*April 13, 2023: Updated With MANSON: THE MAN WHO KILLED THE SIXTIES!

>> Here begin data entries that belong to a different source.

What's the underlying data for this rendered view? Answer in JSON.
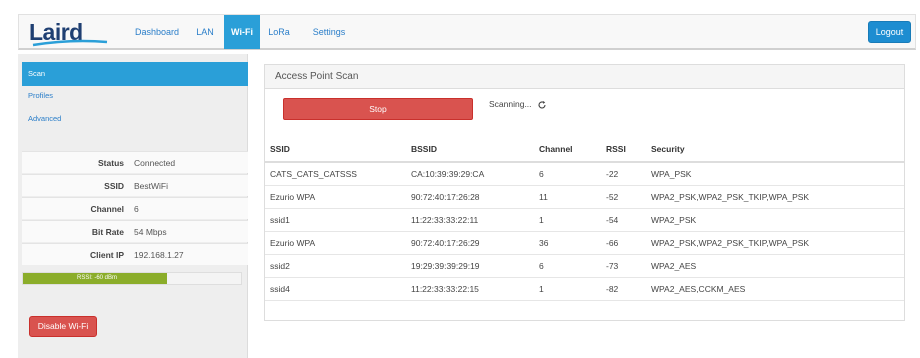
{
  "nav": {
    "logo": "Laird",
    "items": [
      {
        "label": "Dashboard",
        "active": false
      },
      {
        "label": "LAN",
        "active": false
      },
      {
        "label": "Wi-Fi",
        "active": true
      },
      {
        "label": "LoRa",
        "active": false
      },
      {
        "label": "Settings",
        "active": false
      }
    ],
    "logout_label": "Logout"
  },
  "sidebar": {
    "links": [
      {
        "label": "Scan",
        "active": true
      },
      {
        "label": "Profiles",
        "active": false
      },
      {
        "label": "Advanced",
        "active": false
      }
    ],
    "status": [
      {
        "label": "Status",
        "value": "Connected"
      },
      {
        "label": "SSID",
        "value": "BestWiFi"
      },
      {
        "label": "Channel",
        "value": "6"
      },
      {
        "label": "Bit Rate",
        "value": "54 Mbps"
      },
      {
        "label": "Client IP",
        "value": "192.168.1.27"
      }
    ],
    "rssi": {
      "label": "RSSI: -60 dBm",
      "fill_fraction": 0.66,
      "color": "#8bad2a"
    },
    "disable_label": "Disable Wi-Fi"
  },
  "scan": {
    "title": "Access Point Scan",
    "stop_label": "Stop",
    "scanning_text": "Scanning...",
    "headers": {
      "ssid": "SSID",
      "bssid": "BSSID",
      "channel": "Channel",
      "rssi": "RSSI",
      "security": "Security"
    },
    "rows": [
      {
        "ssid": "CATS_CATS_CATSSS",
        "bssid": "CA:10:39:39:29:CA",
        "channel": "6",
        "rssi": "-22",
        "security": "WPA_PSK"
      },
      {
        "ssid": "Ezurio WPA",
        "bssid": "90:72:40:17:26:28",
        "channel": "11",
        "rssi": "-52",
        "security": "WPA2_PSK,WPA2_PSK_TKIP,WPA_PSK"
      },
      {
        "ssid": "ssid1",
        "bssid": "11:22:33:33:22:11",
        "channel": "1",
        "rssi": "-54",
        "security": "WPA2_PSK"
      },
      {
        "ssid": "Ezurio WPA",
        "bssid": "90:72:40:17:26:29",
        "channel": "36",
        "rssi": "-66",
        "security": "WPA2_PSK,WPA2_PSK_TKIP,WPA_PSK"
      },
      {
        "ssid": "ssid2",
        "bssid": "19:29:39:39:29:19",
        "channel": "6",
        "rssi": "-73",
        "security": "WPA2_AES"
      },
      {
        "ssid": "ssid4",
        "bssid": "11:22:33:33:22:15",
        "channel": "1",
        "rssi": "-82",
        "security": "WPA2_AES,CCKM_AES"
      }
    ]
  },
  "colors": {
    "accent": "#2a9fd8",
    "danger": "#d9534f",
    "brand": "#1f3f72"
  }
}
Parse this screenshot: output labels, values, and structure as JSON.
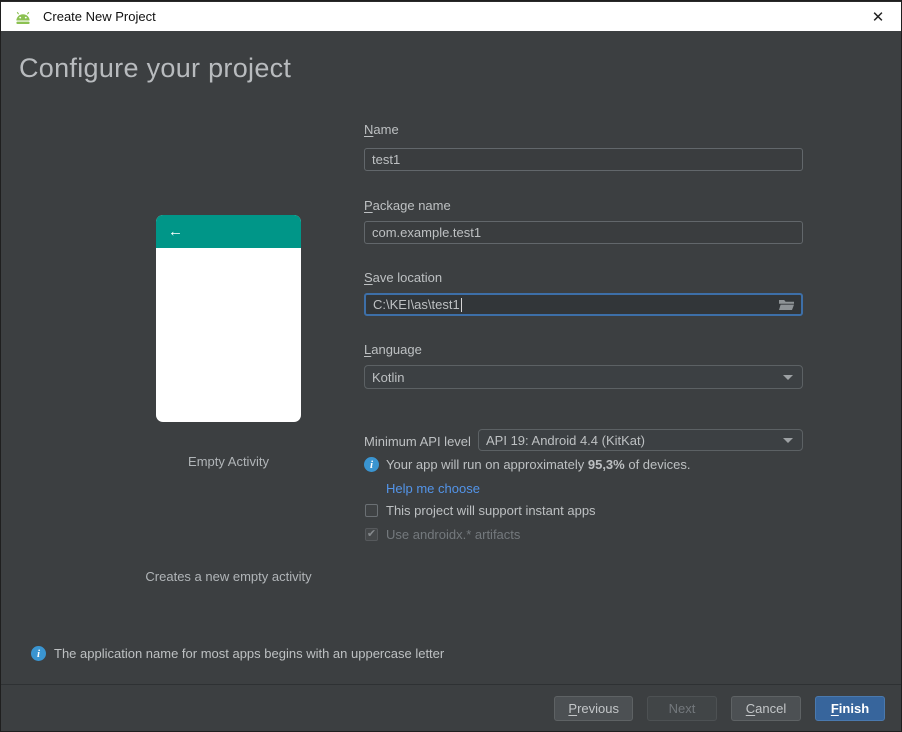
{
  "window": {
    "title": "Create New Project"
  },
  "icons": {
    "close": "✕",
    "back_arrow": "←",
    "checkmark": "✔",
    "info": "i"
  },
  "header": {
    "title": "Configure your project"
  },
  "template": {
    "name": "Empty Activity",
    "description": "Creates a new empty activity"
  },
  "form": {
    "name": {
      "label": "Name",
      "value": "test1"
    },
    "package": {
      "label": "Package name",
      "value": "com.example.test1"
    },
    "save_location": {
      "label": "Save location",
      "value": "C:\\KEI\\as\\test1"
    },
    "language": {
      "label": "Language",
      "value": "Kotlin"
    },
    "min_api": {
      "label": "Minimum API level",
      "value": "API 19: Android 4.4 (KitKat)"
    },
    "api_notice": {
      "prefix": "Your app will run on approximately ",
      "highlight": "95,3%",
      "suffix": " of devices."
    },
    "help_link": "Help me choose",
    "instant_apps": {
      "label": "This project will support instant apps",
      "checked": false
    },
    "androidx": {
      "label": "Use androidx.* artifacts",
      "checked": true
    }
  },
  "footer": {
    "info": "The application name for most apps begins with an uppercase letter"
  },
  "buttons": {
    "previous": "Previous",
    "next": "Next",
    "cancel": "Cancel",
    "finish": "Finish"
  },
  "colors": {
    "accent_teal": "#009688",
    "finish_blue": "#37659c",
    "link_blue": "#5394e8",
    "info_blue": "#3a95d1",
    "android_green": "#8cc152"
  }
}
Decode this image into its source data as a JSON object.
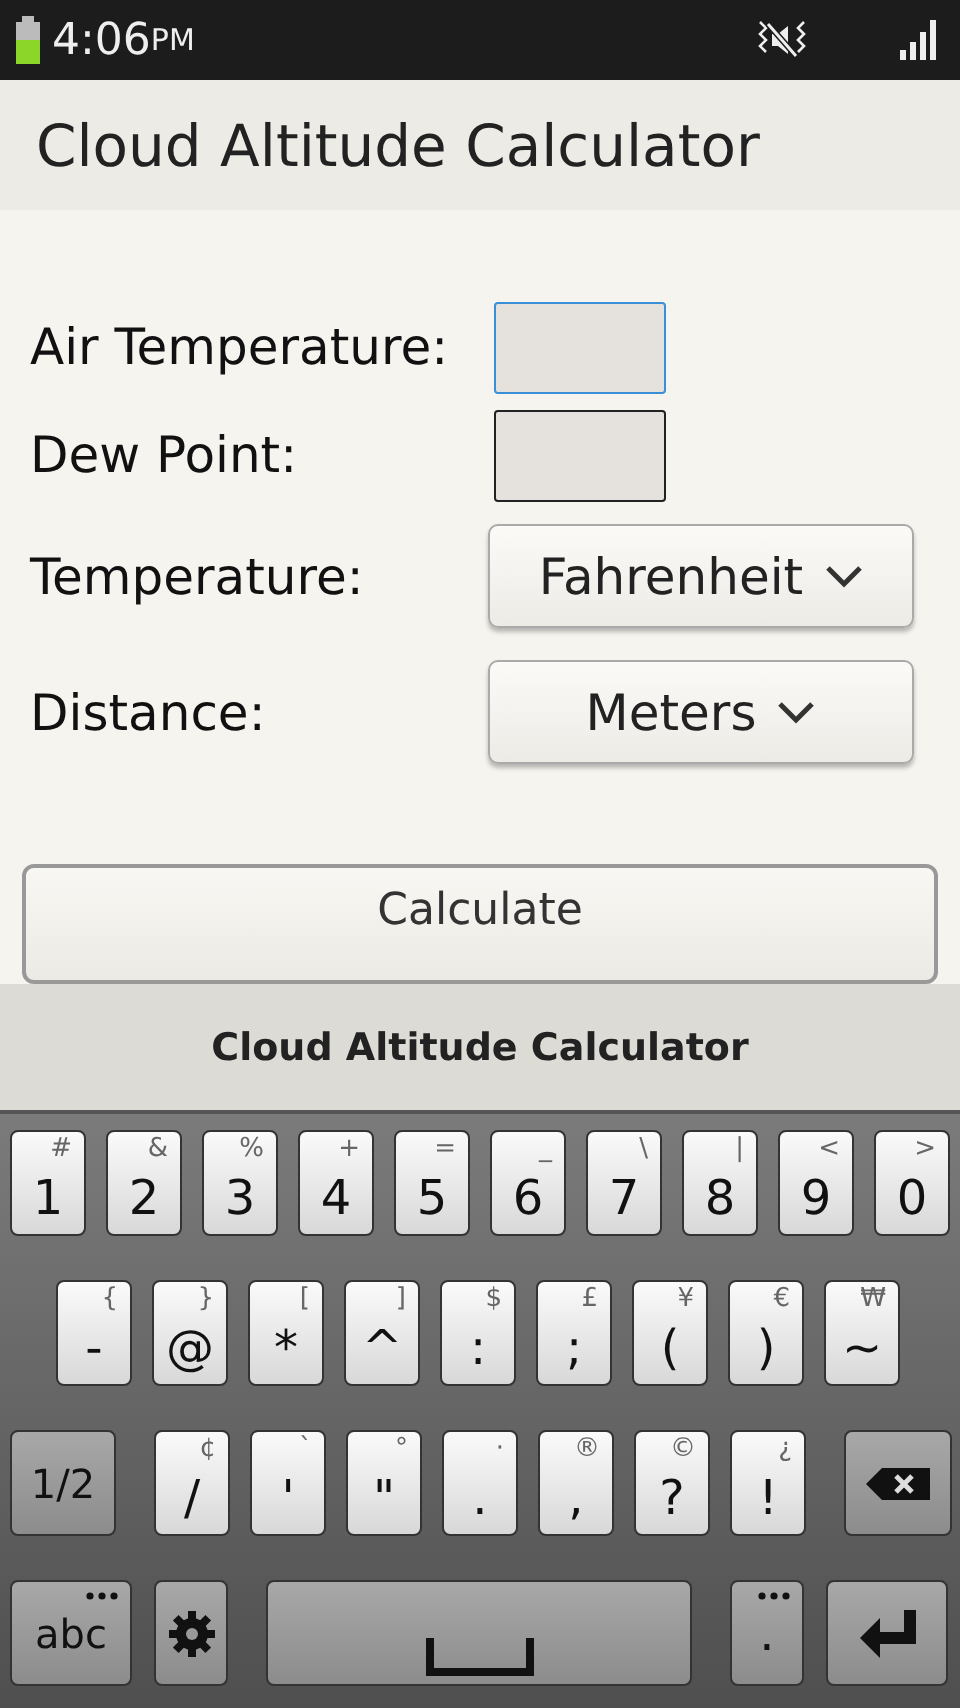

Charles Milles Manson (ne Maddox; November 12, 1934 - November 19, 2017) was an American criminal and cult leader. In mid-1967, he formed what became known as the "Manson Family", a quasi-commune based in California. His followers committed a series of nine murders at four locations in July and August 1969. Although the motive for the murders was disputed by Manson, the Los Angeles County District Attorney believed that Manson intended to start a race war. In 1971, he was convicted of first-degree murder and conspiracy to commit murder for the deaths of seven people, including the film actress Sharon Tate. The prosecution contended that, while Manson never directly ordered the murders, his ideology constituted an overt act of conspiracy. Before the murders, Manson had spent more than half of his life in correctional institutions. When he began gathering his cult following, he was a singer-songwriter on the fringe of the Los Angeles music industry, chiefly through a chance association with Dennis Wilson of the Beach Boys, who introduced Manson to record producer Terry Melcher. In 1968, the Beach Boys recorded Manson's song "Cease to Exist", re-titled "Never Learn Not to Love" as the B-side on one of their singles, but without a credit to Manson. Wilson and Melcher severed ties with Manson in 1969. The Los Angeles district attorney said that Manson was obsessed with the Beatles, particularly their 1968 self-titled album. Manson had claimed to be guided by his interpretation of the Beatles' lyrics and adopted the term "Helter Skelter" to describe an impending apocalyptic race war. At trial, the prosecution submitted that Manson and his followers believed that the murders would help precipitate that war. Other contemporary interviews and those who testified during Manson's trial insisted that the Tate-LaBianca murders were copycat crimes designed to exonerate Manson's friend Bobby Beausoleil. Manson's notoriety as an emblem of insanity, violence, and the macabre has also influenced pop culture. Recordings of songs written and performed by Manson were released commercially, starting with Lie: The Love and Terror Cult (1970). Various musicians have covered some of his songs. Although originally sentenced to death, his sentence was commuted to life with the possibility of parole after the California Supreme Court invalidated the state's death penalty statute in 1972. He served his life sentence at California State Prison, Corcoran and died at age 83 in late 2017.